The Social Dynamics of Biology

Theatre/biology major wins Class of ’21 Award for production focused on diversity and inclusion in science.

By Romel Hernandez | June 23, 2021

Eva Licht ’21 could not bring herself to choose between her passion for drama and her curiosity for science when picking a major. Fortunately she didn’t have to settle on one or the other, becoming the first Reedie to graduate with an interdisciplinary degree in theatre and biology.

In addition to logging long hours in the lab studying the cell cytoskeletons of fruit flies, Eva conceived and directed an original show as her senior thesis—a dramatic performance featuring a cast and crew of students (participating via Zoom) examining the social dynamics and sense of exclusion students struggle with in the sciences.

For her multifaceted efforts, Eva earned the illustrious Class of ’21 Awardcreated by members of the class of 1921 to honor “creative work of notable character, involving an unusual degree of initiative and spontaneity.”

“Eva’s larger goal is to use theatre (both the creation process of making it, and the chance to see it) as a way to express and share scientific ideas,” Associate Professor of Theatre Kate Bredeson wrote in nominating her for the honor. “Eva’s dedication to the intersection of science and theatre displays her innovation, and is the kind of thinking and creativity that the Class of ’21 Award celebrates.”

Marshaling a team of actors and other creative contributors, leading rehearsals, marketing the show, and then staging three live performances—all on Zoom due to COVID—underscored her “creativity, adaptability, and flexibility,” Prof. Bredeson wrote. 

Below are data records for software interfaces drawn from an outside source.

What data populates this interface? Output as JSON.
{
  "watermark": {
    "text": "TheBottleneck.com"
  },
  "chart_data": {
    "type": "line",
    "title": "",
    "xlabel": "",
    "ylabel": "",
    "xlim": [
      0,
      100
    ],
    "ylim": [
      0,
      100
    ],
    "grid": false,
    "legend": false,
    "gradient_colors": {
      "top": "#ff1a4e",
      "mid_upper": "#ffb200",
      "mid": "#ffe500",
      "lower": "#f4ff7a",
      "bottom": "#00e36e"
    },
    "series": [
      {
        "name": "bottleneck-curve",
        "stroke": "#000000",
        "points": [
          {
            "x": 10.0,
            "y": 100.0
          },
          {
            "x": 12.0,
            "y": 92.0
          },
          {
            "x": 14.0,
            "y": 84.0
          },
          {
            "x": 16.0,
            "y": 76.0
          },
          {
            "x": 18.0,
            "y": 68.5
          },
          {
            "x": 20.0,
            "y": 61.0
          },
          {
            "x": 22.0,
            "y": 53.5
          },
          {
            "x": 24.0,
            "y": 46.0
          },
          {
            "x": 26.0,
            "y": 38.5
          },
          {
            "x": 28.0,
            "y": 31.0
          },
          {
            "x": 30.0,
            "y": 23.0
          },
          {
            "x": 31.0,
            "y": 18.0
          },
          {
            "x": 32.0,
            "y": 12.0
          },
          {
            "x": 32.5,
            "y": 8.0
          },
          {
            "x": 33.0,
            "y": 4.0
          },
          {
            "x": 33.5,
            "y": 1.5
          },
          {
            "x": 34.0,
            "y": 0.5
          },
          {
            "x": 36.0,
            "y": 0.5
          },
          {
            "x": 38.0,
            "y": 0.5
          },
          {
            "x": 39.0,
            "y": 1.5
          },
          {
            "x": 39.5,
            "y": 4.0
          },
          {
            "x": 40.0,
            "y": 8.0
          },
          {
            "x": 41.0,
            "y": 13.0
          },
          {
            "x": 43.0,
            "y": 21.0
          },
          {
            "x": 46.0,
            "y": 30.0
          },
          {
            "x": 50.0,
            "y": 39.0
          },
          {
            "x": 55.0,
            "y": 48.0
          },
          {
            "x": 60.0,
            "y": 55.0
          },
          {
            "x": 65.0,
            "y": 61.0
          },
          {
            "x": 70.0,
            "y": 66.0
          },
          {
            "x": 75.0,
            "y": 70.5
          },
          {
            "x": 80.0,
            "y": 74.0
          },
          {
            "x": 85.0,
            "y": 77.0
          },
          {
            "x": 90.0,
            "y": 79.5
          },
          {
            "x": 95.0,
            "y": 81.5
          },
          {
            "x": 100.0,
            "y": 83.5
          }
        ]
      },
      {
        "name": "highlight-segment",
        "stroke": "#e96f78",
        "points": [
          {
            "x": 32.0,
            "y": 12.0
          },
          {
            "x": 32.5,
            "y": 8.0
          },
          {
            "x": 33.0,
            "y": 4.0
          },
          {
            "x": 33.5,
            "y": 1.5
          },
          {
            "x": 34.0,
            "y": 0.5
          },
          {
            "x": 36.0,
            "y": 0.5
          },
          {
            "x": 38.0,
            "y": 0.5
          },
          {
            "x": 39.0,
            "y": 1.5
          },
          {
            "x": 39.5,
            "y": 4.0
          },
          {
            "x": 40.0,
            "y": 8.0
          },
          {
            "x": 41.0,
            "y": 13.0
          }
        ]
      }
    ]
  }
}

Growing up in Colorado Springs Eva caught the theatre bug as a high school sophomore when she acted in a one-act play. She acted and directed in stage productions throughout high school, but maintained a wide range of interests, playing varsity tennis and excelling in academics, particularly biology and chemistry.

She first became involved with theatre on campus with the Reed Independent Performance Project (RIPP). Last year she co-directing a mainstage show that had to be completely re-conceived when COVID abruptly shut down campus, resulting in a well-received, zeitgeisty Zoom production of Orson Welles’s War of the Worlds.

“At Reed, theatre is a relatively small department, but the positive side of that is that there are so many ways to get involved,” she says. “I have loved being able to act and stage-manage and direct.”

Eva also distinguished herself working in Associate Professor of Biology Derek Applewhite’s lab carrying out research on cell migration in fruit flies. When she hit on the idea of an interdisciplinary major she was required to submit a proposal, and was able to tap Applewhite and Bredeson as her senior thesis co-advisors.

Her senior thesis production, Rehearsing Reality: Forum Theatre for Science Accessibility, drew on techniques based on Brazilian “Theatre of the Oppressed,” a framework for exploring social questions through an improvised collaboration between performers and their audience. The piece staged, then restaged scenes dramatizing ways students can be made to feel excluded or included by peers and professors. 

Eva says, “The process showed me how theatre can be a powerful tool to respond to what’s going on in communities and in the world.”

Eva planned to work on a project combining theatre and public health over the summer after graduating, and she is keeping an open mind on future creative and career endeavors, whether they lead her to the lab or the stage.

Tags: Academics, Awards & Achievements, Cool Projects, Diversity/Equity/Inclusion, Editor's Picks, Performing Arts, Research, Thesis